Task description. Reproduce each entry exactly.

Data records.
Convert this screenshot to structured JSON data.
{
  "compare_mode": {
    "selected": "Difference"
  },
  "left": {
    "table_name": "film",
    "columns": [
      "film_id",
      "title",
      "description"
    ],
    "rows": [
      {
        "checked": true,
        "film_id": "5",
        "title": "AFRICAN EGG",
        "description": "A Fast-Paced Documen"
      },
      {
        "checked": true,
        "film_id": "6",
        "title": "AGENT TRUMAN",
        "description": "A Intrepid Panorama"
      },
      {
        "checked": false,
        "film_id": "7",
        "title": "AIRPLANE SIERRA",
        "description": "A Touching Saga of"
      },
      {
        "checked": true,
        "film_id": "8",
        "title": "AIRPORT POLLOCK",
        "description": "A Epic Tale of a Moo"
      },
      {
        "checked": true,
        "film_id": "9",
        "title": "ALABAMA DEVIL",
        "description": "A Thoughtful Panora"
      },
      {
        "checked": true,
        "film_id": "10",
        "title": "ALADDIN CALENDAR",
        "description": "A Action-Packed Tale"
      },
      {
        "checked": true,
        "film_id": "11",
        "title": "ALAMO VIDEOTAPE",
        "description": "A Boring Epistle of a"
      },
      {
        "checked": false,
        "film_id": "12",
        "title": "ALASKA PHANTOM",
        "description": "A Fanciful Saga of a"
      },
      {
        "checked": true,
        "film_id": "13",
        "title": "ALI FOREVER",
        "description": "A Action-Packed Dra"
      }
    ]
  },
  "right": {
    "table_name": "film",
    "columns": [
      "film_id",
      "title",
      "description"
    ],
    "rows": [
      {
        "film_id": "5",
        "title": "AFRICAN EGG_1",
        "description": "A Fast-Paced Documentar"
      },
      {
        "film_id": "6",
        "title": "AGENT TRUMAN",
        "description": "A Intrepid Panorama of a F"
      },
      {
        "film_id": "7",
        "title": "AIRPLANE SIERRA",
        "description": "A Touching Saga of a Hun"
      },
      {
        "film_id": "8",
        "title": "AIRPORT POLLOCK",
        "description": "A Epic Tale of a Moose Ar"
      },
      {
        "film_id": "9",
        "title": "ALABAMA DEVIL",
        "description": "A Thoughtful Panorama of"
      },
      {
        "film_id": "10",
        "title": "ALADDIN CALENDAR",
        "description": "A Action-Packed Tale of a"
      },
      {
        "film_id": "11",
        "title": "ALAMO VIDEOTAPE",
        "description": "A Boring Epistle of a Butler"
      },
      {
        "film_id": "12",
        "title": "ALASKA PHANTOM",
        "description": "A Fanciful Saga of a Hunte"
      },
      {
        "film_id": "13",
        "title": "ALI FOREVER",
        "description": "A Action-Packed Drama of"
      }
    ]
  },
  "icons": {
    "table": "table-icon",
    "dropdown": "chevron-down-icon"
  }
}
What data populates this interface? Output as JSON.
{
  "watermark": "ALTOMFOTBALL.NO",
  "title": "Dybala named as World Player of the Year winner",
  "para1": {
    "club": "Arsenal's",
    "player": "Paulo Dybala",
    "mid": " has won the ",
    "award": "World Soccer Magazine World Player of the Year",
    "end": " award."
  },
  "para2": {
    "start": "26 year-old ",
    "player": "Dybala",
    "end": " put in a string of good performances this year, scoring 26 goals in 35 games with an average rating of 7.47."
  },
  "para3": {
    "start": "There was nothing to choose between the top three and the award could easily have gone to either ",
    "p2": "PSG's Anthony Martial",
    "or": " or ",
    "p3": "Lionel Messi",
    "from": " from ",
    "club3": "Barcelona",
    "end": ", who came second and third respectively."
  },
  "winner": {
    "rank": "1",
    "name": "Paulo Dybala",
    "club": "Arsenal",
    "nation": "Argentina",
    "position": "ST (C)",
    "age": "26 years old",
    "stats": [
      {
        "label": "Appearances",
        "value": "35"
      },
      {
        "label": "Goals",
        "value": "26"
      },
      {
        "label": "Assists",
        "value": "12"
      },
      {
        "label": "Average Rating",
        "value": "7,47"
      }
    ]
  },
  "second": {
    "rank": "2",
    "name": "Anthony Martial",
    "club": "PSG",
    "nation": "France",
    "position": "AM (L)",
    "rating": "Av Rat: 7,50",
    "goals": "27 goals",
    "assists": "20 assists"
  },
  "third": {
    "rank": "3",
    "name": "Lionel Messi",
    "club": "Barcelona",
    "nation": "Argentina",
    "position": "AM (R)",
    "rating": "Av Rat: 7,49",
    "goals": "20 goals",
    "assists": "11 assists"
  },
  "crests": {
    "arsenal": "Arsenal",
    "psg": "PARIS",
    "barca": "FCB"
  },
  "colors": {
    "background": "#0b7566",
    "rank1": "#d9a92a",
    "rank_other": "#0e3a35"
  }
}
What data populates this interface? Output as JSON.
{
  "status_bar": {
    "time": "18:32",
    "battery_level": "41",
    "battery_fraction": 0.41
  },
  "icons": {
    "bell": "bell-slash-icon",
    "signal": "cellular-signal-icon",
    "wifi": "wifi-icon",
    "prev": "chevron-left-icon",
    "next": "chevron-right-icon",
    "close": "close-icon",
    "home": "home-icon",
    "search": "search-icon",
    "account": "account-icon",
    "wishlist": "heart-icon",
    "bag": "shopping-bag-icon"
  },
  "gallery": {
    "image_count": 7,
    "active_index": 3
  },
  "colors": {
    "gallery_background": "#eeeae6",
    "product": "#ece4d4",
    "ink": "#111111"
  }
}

The completed task.
Convert this screenshot to structured JSON data.
{
  "compare_mode": {
    "selected": "Difference"
  },
  "left": {
    "table_name": "film",
    "columns": [
      "film_id",
      "title",
      "description"
    ],
    "rows": [
      {
        "checked": true,
        "film_id": "5",
        "title": "AFRICAN EGG",
        "description": "A Fast-Paced Documen"
      },
      {
        "checked": true,
        "film_id": "6",
        "title": "AGENT TRUMAN",
        "description": "A Intrepid Panorama"
      },
      {
        "checked": false,
        "film_id": "7",
        "title": "AIRPLANE SIERRA",
        "description": "A Touching Saga of"
      },
      {
        "checked": true,
        "film_id": "8",
        "title": "AIRPORT POLLOCK",
        "description": "A Epic Tale of a Moo"
      },
      {
        "checked": true,
        "film_id": "9",
        "title": "ALABAMA DEVIL",
        "description": "A Thoughtful Panora"
      },
      {
        "checked": true,
        "film_id": "10",
        "title": "ALADDIN CALENDAR",
        "description": "A Action-Packed Tale"
      },
      {
        "checked": true,
        "film_id": "11",
        "title": "ALAMO VIDEOTAPE",
        "description": "A Boring Epistle of a"
      },
      {
        "checked": false,
        "film_id": "12",
        "title": "ALASKA PHANTOM",
        "description": "A Fanciful Saga of a"
      },
      {
        "checked": true,
        "film_id": "13",
        "title": "ALI FOREVER",
        "description": "A Action-Packed Dra"
      }
    ]
  },
  "right": {
    "table_name": "film",
    "columns": [
      "film_id",
      "title",
      "description"
    ],
    "rows": [
      {
        "film_id": "5",
        "title": "AFRICAN EGG_1",
        "description": "A Fast-Paced Documentar"
      },
      {
        "film_id": "6",
        "title": "AGENT TRUMAN",
        "description": "A Intrepid Panorama of a F"
      },
      {
        "film_id": "7",
        "title": "AIRPLANE SIERRA",
        "description": "A Touching Saga of a Hun"
      },
      {
        "film_id": "8",
        "title": "AIRPORT POLLOCK",
        "description": "A Epic Tale of a Moose Ar"
      },
      {
        "film_id": "9",
        "title": "ALABAMA DEVIL",
        "description": "A Thoughtful Panorama of"
      },
      {
        "film_id": "10",
        "title": "ALADDIN CALENDAR",
        "description": "A Action-Packed Tale of a"
      },
      {
        "film_id": "11",
        "title": "ALAMO VIDEOTAPE",
        "description": "A Boring Epistle of a Butler"
      },
      {
        "film_id": "12",
        "title": "ALASKA PHANTOM",
        "description": "A Fanciful Saga of a Hunte"
      },
      {
        "film_id": "13",
        "title": "ALI FOREVER",
        "description": "A Action-Packed Drama of"
      }
    ]
  },
  "icons": {
    "table": "table-icon",
    "dropdown": "chevron-down-icon"
  }
}
What data populates this interface? Output as JSON.
{
  "watermark": "ALTOMFOTBALL.NO",
  "title": "Dybala named as World Player of the Year winner",
  "para1": {
    "club": "Arsenal's",
    "player": "Paulo Dybala",
    "mid": " has won the ",
    "award": "World Soccer Magazine World Player of the Year",
    "end": " award."
  },
  "para2": {
    "start": "26 year-old ",
    "player": "Dybala",
    "end": " put in a string of good performances this year, scoring 26 goals in 35 games with an average rating of 7.47."
  },
  "para3": {
    "start": "There was nothing to choose between the top three and the award could easily have gone to either ",
    "p2": "PSG's Anthony Martial",
    "or": " or ",
    "p3": "Lionel Messi",
    "from": " from ",
    "club3": "Barcelona",
    "end": ", who came second and third respectively."
  },
  "winner": {
    "rank": "1",
    "name": "Paulo Dybala",
    "club": "Arsenal",
    "nation": "Argentina",
    "position": "ST (C)",
    "age": "26 years old",
    "stats": [
      {
        "label": "Appearances",
        "value": "35"
      },
      {
        "label": "Goals",
        "value": "26"
      },
      {
        "label": "Assists",
        "value": "12"
      },
      {
        "label": "Average Rating",
        "value": "7,47"
      }
    ]
  },
  "second": {
    "rank": "2",
    "name": "Anthony Martial",
    "club": "PSG",
    "nation": "France",
    "position": "AM (L)",
    "rating": "Av Rat: 7,50",
    "goals": "27 goals",
    "assists": "20 assists"
  },
  "third": {
    "rank": "3",
    "name": "Lionel Messi",
    "club": "Barcelona",
    "nation": "Argentina",
    "position": "AM (R)",
    "rating": "Av Rat: 7,49",
    "goals": "20 goals",
    "assists": "11 assists"
  },
  "crests": {
    "arsenal": "Arsenal",
    "psg": "PARIS",
    "barca": "FCB"
  },
  "colors": {
    "background": "#0b7566",
    "rank1": "#d9a92a",
    "rank_other": "#0e3a35"
  }
}
What data populates this interface? Output as JSON.
{
  "status_bar": {
    "time": "18:32",
    "battery_level": "41",
    "battery_fraction": 0.41
  },
  "icons": {
    "bell": "bell-slash-icon",
    "signal": "cellular-signal-icon",
    "wifi": "wifi-icon",
    "prev": "chevron-left-icon",
    "next": "chevron-right-icon",
    "close": "close-icon",
    "home": "home-icon",
    "search": "search-icon",
    "account": "account-icon",
    "wishlist": "heart-icon",
    "bag": "shopping-bag-icon"
  },
  "gallery": {
    "image_count": 7,
    "active_index": 3
  },
  "colors": {
    "gallery_background": "#eeeae6",
    "product": "#ece4d4",
    "ink": "#111111"
  }
}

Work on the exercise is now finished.